Assignment: For the records below, give the number of lines containing the word "Options" and no other text.

Page and application data records:
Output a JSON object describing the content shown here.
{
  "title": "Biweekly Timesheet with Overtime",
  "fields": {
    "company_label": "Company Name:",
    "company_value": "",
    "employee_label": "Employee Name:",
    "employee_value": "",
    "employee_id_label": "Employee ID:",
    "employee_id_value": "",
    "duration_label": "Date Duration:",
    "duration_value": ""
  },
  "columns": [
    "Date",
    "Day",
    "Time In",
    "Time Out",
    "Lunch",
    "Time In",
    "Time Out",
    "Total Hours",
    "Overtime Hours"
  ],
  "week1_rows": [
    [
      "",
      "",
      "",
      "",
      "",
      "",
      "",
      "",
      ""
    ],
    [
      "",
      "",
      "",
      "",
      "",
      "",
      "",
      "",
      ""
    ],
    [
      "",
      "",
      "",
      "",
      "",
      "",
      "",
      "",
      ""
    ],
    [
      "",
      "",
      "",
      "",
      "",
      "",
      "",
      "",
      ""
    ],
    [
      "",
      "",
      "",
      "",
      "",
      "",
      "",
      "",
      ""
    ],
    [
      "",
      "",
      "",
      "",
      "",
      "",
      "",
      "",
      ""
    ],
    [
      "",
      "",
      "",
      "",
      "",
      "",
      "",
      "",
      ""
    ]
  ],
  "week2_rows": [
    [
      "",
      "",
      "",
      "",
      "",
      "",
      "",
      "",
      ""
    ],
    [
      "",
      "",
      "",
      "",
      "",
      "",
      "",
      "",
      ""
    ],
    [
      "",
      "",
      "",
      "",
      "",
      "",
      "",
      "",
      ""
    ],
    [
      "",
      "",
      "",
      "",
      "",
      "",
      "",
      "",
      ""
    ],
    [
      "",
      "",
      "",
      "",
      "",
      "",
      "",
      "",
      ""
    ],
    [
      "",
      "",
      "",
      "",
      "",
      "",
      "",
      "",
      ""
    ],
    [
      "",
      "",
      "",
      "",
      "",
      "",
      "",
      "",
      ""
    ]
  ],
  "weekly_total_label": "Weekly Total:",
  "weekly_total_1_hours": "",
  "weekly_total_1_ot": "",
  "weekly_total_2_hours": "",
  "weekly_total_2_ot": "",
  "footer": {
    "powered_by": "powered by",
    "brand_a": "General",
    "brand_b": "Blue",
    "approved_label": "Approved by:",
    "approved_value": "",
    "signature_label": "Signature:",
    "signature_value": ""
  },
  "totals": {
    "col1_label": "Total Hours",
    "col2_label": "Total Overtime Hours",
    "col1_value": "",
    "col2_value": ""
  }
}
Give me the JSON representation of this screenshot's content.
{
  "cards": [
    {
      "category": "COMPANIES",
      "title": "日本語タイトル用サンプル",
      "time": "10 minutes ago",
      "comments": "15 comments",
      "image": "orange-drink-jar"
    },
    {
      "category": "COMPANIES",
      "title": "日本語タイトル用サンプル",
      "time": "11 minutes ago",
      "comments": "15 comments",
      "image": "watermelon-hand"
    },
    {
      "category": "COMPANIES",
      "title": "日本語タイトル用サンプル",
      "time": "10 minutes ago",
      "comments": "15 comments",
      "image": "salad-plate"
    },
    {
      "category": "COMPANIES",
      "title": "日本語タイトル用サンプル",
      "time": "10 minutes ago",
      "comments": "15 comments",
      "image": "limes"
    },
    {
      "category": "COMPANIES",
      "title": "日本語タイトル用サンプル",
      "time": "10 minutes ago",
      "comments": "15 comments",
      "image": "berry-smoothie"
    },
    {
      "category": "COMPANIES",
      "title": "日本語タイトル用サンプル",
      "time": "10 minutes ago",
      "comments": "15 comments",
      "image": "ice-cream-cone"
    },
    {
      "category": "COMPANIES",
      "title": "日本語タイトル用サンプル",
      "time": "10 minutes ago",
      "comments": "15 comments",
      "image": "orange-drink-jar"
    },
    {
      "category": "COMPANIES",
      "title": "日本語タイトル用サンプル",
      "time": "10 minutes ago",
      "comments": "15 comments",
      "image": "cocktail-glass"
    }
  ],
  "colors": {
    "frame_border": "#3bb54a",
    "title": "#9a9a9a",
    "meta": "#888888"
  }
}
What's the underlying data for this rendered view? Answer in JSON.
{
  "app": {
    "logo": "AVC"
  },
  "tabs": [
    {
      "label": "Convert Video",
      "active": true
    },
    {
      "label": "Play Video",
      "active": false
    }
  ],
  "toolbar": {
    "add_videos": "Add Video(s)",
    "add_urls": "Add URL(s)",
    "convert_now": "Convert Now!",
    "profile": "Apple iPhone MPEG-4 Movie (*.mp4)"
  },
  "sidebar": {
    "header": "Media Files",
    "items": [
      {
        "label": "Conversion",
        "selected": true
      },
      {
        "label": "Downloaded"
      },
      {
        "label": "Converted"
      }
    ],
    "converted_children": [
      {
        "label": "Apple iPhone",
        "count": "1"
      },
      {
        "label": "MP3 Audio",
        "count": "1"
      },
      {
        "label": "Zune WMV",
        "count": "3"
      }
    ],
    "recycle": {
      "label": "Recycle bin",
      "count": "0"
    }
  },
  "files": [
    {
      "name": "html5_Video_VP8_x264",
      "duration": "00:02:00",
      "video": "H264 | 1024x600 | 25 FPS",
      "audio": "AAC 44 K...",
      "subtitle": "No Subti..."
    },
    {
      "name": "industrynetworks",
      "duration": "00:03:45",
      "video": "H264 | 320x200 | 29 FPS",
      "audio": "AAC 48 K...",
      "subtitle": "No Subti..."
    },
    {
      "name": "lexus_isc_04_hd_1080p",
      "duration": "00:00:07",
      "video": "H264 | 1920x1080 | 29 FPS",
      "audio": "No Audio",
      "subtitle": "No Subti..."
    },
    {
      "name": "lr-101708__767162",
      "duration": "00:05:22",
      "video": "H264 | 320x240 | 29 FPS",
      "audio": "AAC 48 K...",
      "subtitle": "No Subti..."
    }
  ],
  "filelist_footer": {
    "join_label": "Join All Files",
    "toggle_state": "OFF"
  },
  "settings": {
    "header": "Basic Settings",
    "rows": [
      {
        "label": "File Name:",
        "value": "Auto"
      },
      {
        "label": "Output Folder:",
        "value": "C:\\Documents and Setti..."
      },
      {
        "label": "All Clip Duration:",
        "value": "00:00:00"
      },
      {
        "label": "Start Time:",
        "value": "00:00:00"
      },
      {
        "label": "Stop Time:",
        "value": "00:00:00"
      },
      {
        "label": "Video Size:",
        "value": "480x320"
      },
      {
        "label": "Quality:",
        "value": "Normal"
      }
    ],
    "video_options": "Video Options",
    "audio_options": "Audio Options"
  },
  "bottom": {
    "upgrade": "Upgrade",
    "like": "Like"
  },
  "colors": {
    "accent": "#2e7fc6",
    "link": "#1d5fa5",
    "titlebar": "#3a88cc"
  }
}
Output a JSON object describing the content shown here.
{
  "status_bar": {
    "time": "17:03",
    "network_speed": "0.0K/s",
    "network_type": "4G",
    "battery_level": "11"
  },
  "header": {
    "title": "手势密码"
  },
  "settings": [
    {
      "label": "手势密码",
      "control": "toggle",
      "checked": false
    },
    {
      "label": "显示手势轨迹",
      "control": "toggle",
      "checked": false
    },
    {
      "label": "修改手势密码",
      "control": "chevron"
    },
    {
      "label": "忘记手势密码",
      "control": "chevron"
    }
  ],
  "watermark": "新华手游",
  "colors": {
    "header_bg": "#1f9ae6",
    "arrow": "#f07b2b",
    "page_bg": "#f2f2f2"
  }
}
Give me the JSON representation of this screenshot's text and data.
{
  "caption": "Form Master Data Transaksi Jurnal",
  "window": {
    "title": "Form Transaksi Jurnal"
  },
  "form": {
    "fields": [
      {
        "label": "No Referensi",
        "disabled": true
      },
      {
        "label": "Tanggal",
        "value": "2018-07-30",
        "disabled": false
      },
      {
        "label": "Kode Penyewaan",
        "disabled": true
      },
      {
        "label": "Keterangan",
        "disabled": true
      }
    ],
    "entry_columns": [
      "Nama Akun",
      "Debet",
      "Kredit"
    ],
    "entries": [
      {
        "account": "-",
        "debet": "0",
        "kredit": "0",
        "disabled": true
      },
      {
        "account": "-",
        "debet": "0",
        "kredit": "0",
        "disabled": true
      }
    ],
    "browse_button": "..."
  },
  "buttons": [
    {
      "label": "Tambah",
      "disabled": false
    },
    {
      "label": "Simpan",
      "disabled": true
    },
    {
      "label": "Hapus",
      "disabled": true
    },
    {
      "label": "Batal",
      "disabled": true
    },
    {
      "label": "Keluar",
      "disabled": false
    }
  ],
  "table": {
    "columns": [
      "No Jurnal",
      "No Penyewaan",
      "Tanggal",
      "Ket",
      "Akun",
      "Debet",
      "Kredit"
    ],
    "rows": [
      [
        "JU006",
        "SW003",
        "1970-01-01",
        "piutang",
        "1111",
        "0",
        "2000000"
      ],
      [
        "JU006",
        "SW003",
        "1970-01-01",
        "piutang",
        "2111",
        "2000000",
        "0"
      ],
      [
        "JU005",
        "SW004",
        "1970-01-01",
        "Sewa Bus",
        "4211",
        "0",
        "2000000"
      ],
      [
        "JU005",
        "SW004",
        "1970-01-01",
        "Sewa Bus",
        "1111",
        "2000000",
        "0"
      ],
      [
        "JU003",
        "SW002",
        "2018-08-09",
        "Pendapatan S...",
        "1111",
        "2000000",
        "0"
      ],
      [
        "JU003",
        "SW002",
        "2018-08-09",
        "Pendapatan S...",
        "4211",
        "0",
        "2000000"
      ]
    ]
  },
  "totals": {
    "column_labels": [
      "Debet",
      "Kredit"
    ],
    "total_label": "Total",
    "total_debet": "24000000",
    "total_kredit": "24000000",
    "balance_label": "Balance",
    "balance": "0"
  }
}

Solution: 2